Task objective:
What you give back must match the data character for character.
====
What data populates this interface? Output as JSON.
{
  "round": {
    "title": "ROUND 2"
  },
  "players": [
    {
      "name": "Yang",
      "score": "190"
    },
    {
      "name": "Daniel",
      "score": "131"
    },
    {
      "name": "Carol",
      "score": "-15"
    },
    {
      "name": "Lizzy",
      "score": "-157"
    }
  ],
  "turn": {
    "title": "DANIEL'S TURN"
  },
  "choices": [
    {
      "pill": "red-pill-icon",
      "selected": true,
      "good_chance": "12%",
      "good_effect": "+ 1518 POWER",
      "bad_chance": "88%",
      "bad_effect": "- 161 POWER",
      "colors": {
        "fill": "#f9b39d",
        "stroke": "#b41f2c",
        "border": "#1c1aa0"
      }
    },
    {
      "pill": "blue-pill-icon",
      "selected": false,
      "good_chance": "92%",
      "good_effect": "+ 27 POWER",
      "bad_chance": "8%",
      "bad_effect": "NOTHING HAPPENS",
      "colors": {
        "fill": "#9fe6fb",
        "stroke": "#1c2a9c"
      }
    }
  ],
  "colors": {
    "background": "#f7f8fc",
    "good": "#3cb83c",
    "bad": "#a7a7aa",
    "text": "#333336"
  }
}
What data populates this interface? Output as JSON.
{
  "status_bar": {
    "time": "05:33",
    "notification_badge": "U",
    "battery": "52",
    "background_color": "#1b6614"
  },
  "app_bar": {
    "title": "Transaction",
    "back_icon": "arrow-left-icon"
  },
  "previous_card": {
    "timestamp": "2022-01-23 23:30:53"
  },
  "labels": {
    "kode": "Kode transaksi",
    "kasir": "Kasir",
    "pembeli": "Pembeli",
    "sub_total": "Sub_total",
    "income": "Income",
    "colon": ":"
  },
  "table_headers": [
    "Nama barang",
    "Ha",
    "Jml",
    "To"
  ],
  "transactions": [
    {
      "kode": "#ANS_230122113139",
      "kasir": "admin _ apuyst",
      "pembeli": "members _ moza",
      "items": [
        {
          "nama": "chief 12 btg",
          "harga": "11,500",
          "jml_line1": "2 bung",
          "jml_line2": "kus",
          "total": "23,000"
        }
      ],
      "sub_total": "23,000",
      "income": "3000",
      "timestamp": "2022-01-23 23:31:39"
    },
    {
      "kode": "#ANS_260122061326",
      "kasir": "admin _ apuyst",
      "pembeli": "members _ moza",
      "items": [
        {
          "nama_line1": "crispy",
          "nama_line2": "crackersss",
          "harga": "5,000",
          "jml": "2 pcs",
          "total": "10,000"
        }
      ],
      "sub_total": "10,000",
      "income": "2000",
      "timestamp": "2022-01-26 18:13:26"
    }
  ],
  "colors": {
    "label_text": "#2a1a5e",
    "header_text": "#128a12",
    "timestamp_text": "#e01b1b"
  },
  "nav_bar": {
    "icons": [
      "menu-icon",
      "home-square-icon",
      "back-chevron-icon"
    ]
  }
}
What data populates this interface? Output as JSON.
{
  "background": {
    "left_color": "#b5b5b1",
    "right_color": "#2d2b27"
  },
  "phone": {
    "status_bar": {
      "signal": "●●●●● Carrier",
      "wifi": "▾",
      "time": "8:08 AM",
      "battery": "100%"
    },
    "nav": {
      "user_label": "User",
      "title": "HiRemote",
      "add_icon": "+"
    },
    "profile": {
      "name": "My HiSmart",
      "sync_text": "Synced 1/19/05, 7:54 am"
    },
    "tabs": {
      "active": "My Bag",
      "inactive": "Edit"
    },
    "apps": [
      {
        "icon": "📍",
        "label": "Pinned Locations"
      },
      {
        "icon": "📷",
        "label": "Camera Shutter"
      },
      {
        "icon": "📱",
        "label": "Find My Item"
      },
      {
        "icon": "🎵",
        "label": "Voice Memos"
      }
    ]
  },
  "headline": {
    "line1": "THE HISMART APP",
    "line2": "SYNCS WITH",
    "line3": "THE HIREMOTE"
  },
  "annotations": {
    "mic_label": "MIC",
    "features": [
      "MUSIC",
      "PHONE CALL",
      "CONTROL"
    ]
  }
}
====
Result for this task:
What data populates this interface? Output as JSON.
{
  "round": {
    "title": "ROUND 2"
  },
  "players": [
    {
      "name": "Yang",
      "score": "190"
    },
    {
      "name": "Daniel",
      "score": "131"
    },
    {
      "name": "Carol",
      "score": "-15"
    },
    {
      "name": "Lizzy",
      "score": "-157"
    }
  ],
  "turn": {
    "title": "DANIEL'S TURN"
  },
  "choices": [
    {
      "pill": "red-pill-icon",
      "selected": true,
      "good_chance": "12%",
      "good_effect": "+ 1518 POWER",
      "bad_chance": "88%",
      "bad_effect": "- 161 POWER",
      "colors": {
        "fill": "#f9b39d",
        "stroke": "#b41f2c",
        "border": "#1c1aa0"
      }
    },
    {
      "pill": "blue-pill-icon",
      "selected": false,
      "good_chance": "92%",
      "good_effect": "+ 27 POWER",
      "bad_chance": "8%",
      "bad_effect": "NOTHING HAPPENS",
      "colors": {
        "fill": "#9fe6fb",
        "stroke": "#1c2a9c"
      }
    }
  ],
  "colors": {
    "background": "#f7f8fc",
    "good": "#3cb83c",
    "bad": "#a7a7aa",
    "text": "#333336"
  }
}
What data populates this interface? Output as JSON.
{
  "status_bar": {
    "time": "05:33",
    "notification_badge": "U",
    "battery": "52",
    "background_color": "#1b6614"
  },
  "app_bar": {
    "title": "Transaction",
    "back_icon": "arrow-left-icon"
  },
  "previous_card": {
    "timestamp": "2022-01-23 23:30:53"
  },
  "labels": {
    "kode": "Kode transaksi",
    "kasir": "Kasir",
    "pembeli": "Pembeli",
    "sub_total": "Sub_total",
    "income": "Income",
    "colon": ":"
  },
  "table_headers": [
    "Nama barang",
    "Ha",
    "Jml",
    "To"
  ],
  "transactions": [
    {
      "kode": "#ANS_230122113139",
      "kasir": "admin _ apuyst",
      "pembeli": "members _ moza",
      "items": [
        {
          "nama": "chief 12 btg",
          "harga": "11,500",
          "jml_line1": "2 bung",
          "jml_line2": "kus",
          "total": "23,000"
        }
      ],
      "sub_total": "23,000",
      "income": "3000",
      "timestamp": "2022-01-23 23:31:39"
    },
    {
      "kode": "#ANS_260122061326",
      "kasir": "admin _ apuyst",
      "pembeli": "members _ moza",
      "items": [
        {
          "nama_line1": "crispy",
          "nama_line2": "crackersss",
          "harga": "5,000",
          "jml": "2 pcs",
          "total": "10,000"
        }
      ],
      "sub_total": "10,000",
      "income": "2000",
      "timestamp": "2022-01-26 18:13:26"
    }
  ],
  "colors": {
    "label_text": "#2a1a5e",
    "header_text": "#128a12",
    "timestamp_text": "#e01b1b"
  },
  "nav_bar": {
    "icons": [
      "menu-icon",
      "home-square-icon",
      "back-chevron-icon"
    ]
  }
}
What data populates this interface? Output as JSON.
{
  "background": {
    "left_color": "#b5b5b1",
    "right_color": "#2d2b27"
  },
  "phone": {
    "status_bar": {
      "signal": "●●●●● Carrier",
      "wifi": "▾",
      "time": "8:08 AM",
      "battery": "100%"
    },
    "nav": {
      "user_label": "User",
      "title": "HiRemote",
      "add_icon": "+"
    },
    "profile": {
      "name": "My HiSmart",
      "sync_text": "Synced 1/19/05, 7:54 am"
    },
    "tabs": {
      "active": "My Bag",
      "inactive": "Edit"
    },
    "apps": [
      {
        "icon": "📍",
        "label": "Pinned Locations"
      },
      {
        "icon": "📷",
        "label": "Camera Shutter"
      },
      {
        "icon": "📱",
        "label": "Find My Item"
      },
      {
        "icon": "🎵",
        "label": "Voice Memos"
      }
    ]
  },
  "headline": {
    "line1": "THE HISMART APP",
    "line2": "SYNCS WITH",
    "line3": "THE HIREMOTE"
  },
  "annotations": {
    "mic_label": "MIC",
    "features": [
      "MUSIC",
      "PHONE CALL",
      "CONTROL"
    ]
  }
}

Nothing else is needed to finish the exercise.